══ Input for this task ══

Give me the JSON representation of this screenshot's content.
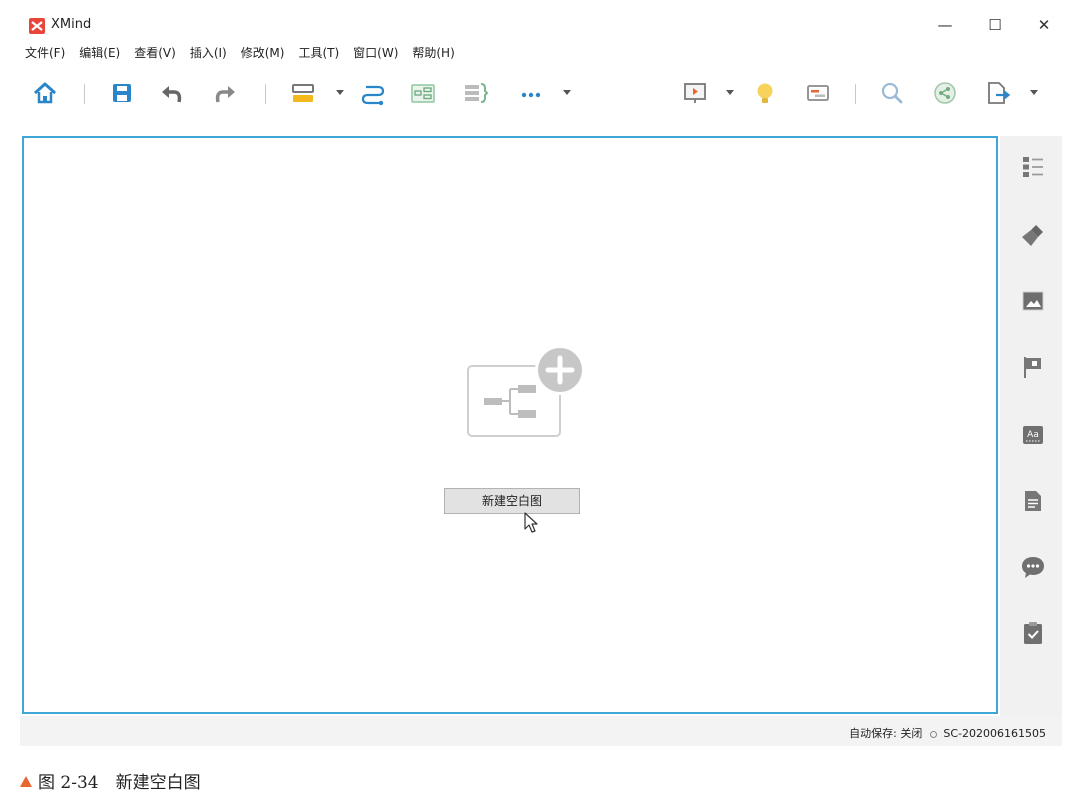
{
  "app": {
    "title": "XMind",
    "logo_color": "#e8463a",
    "window_controls": [
      "—",
      "☐",
      "✕"
    ]
  },
  "menu": [
    {
      "label": "文件(F)"
    },
    {
      "label": "编辑(E)"
    },
    {
      "label": "查看(V)"
    },
    {
      "label": "插入(I)"
    },
    {
      "label": "修改(M)"
    },
    {
      "label": "工具(T)"
    },
    {
      "label": "窗口(W)"
    },
    {
      "label": "帮助(H)"
    }
  ],
  "toolbar": {
    "icons": [
      "home-icon",
      "save-icon",
      "undo-icon",
      "redo-icon",
      "topic-icon",
      "relationship-icon",
      "summary-icon",
      "boundary-icon",
      "more-icon",
      "presentation-icon",
      "idea-icon",
      "gantt-icon",
      "search-icon",
      "share-icon",
      "export-icon"
    ]
  },
  "canvas": {
    "border_color": "#3fa6d8",
    "new_blank_label": "新建空白图"
  },
  "right_panel": {
    "icons": [
      "outline-icon",
      "format-brush-icon",
      "image-icon",
      "flag-icon",
      "font-icon",
      "note-icon",
      "comment-icon",
      "task-icon"
    ]
  },
  "status": {
    "autosave": "自动保存: 关闭",
    "file": "SC-202006161505"
  },
  "caption": {
    "text": "图 2-34　新建空白图",
    "marker_color": "#e8662f"
  }
}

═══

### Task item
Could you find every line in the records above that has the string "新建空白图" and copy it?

### Solution
    "new_blank_label": "新建空白图"
    "text": "图 2-34　新建空白图",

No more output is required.